The Opera House Theater and Performing Arts Center board of trustees announced Wednesday, June 24, that Brenda Nienhouse of Spokane, Wash., has been selected as their new executive director.
Nienhouse, with more than 30 years of leadership experience in the arts, comes to Newport after nine years in a similar role at the Fox Theater of Spokane and the Spokane Symphony.
In that position, Nienhouse spearheaded a successful $30 million capital campaign and construction project that restored the Fox. When the rejuvenated theater reopened in November, 2007, her work received numerous awards— including the prestigious National Preservation Award bestowed by the National Trust for Historic Preservation.
Nienhouse’s first task in Newport will be to lead a similar restoration project for the Opera House located at 19 Touro St. in Washington Square. The Opera House is currently closed and has no executive director.
“I am thrilled to be joining a community that recognizes the power of a theater restoration to enhance a city’s creative vitality and cultural vibrancy,” Nienhouse told Newport This Week. “Newport is already one of the most beautiful cities in America, and this town and this theater project excite me tremendously. I look forward to helping bring this beautiful theater back to life.”
“She was a perfect fit for us,” John Creighton, vice chairman of the board of trustees, told Newport This Week. “It was uncanny how she fit exactly what we were looking for. With her experience she had everything we needed.”
Trustees Chair Alison Vareika, added in a press release, “We are excited that Brenda will be joining our team to manage our efforts to get the Opera House renovated and open for Newport. She knows firsthand the transformative power of a theater revitalization project, and has a proven record of excellence and innovation in creative programming for theaters and arts centers.”

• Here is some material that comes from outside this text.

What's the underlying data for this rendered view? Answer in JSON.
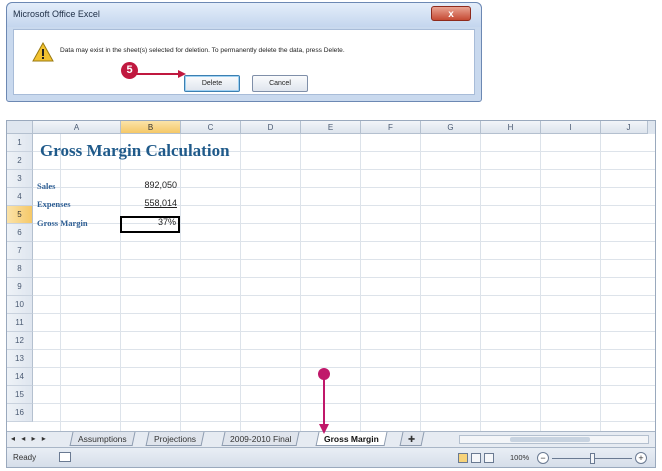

Vareika described Nienhouse as possessing a “depth of experience” and said that “her leadership credentials are exceptional.”
According to a press release that announced Nienhouse’s plans to leave Spokane, she was “affectionately known as the ‘Mother of the Fox.’

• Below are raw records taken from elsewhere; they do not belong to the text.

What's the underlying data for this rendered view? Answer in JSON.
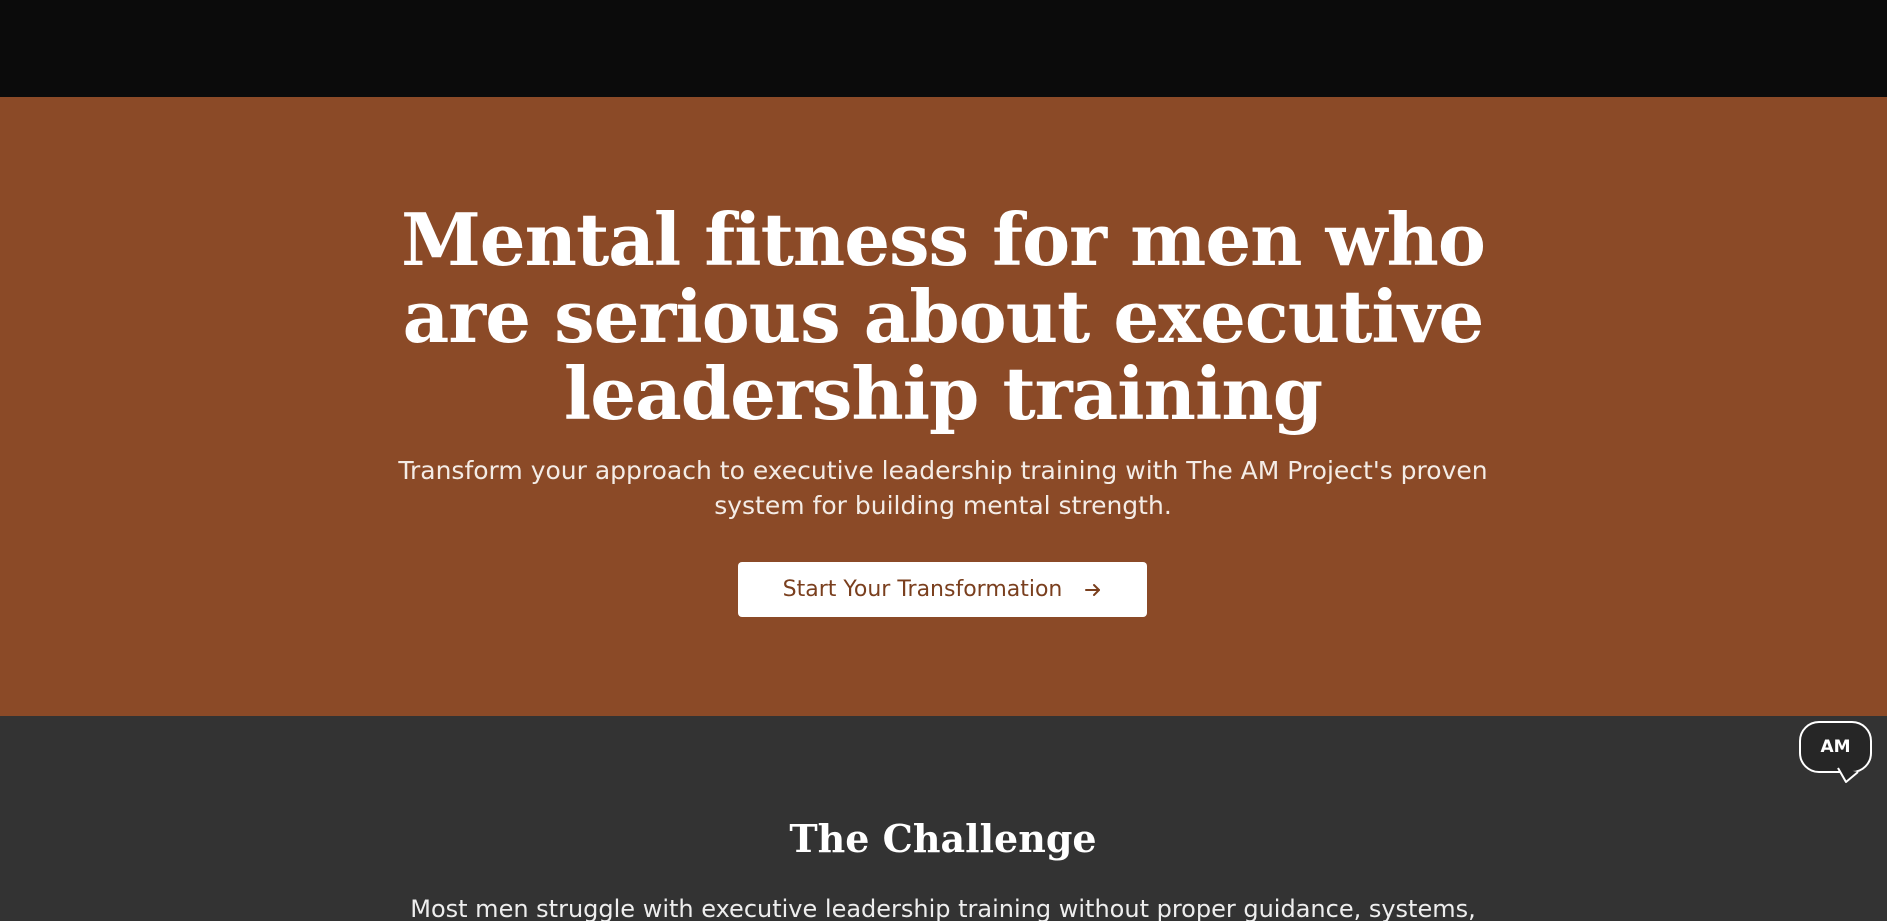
{
  "hero": {
    "title": "Mental fitness for men who are serious about executive leadership training",
    "subtitle": "Transform your approach to executive leadership training with The AM Project's proven system for building mental strength.",
    "cta_label": "Start Your Transformation",
    "cta_icon": "arrow-right-icon"
  },
  "challenge": {
    "title": "The Challenge",
    "text": "Most men struggle with executive leadership training without proper guidance, systems,"
  },
  "chat_widget": {
    "label": "AM"
  },
  "colors": {
    "topbar": "#0b0b0b",
    "hero_background": "#8b4a27",
    "challenge_background": "#333333",
    "cta_background": "#ffffff",
    "cta_text": "#7a3f1e",
    "text_light": "#ffffff"
  }
}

Besides her role at the Fox Theater and Spokane Symphony, Nienhouse has also served as manager of the Finger Lakes Music Festival, the St. Louis Symphony, the Los Angeles Philharmonic and the Holland Area Arts Council. “Her work in cultivating partnerships with local leaders, arts supporters and patrons will be invaluable to the success of Newport’s Opera House Theater,” Vareika said.
The Newport center’s new executive director assumes her new job with a head start on a capital campaign thanks to Rhode Island’s voters approving a cultural facilities bond issue last November, from which $4.2 million was targeted for the Newport Opera House. The project also qualifies for federal and historic tax credits.

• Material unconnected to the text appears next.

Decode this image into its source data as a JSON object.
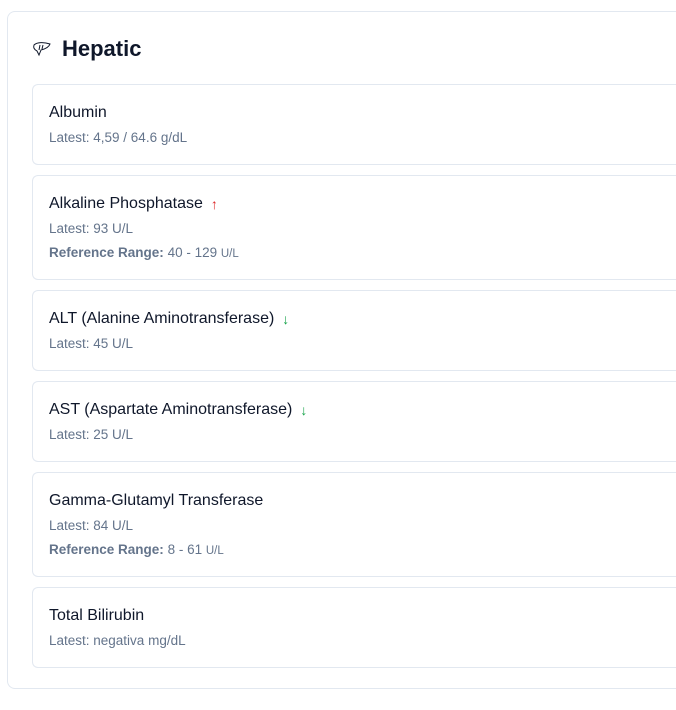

Last November the center’s board also launched another fundraising drive, a $5.2 million “community capital campaign” to match state funds. The Alletta Morris Mc- Bean Charitable Trust has already committed $750,000 for naming rights to the new stage. The board hopes to begin the reconstruction effort in early 2016.
Overall, the project is expected to cost between $14 million and $17 million and take four years to complete. The Opera House is one of the oldest surviving theaters in the United States.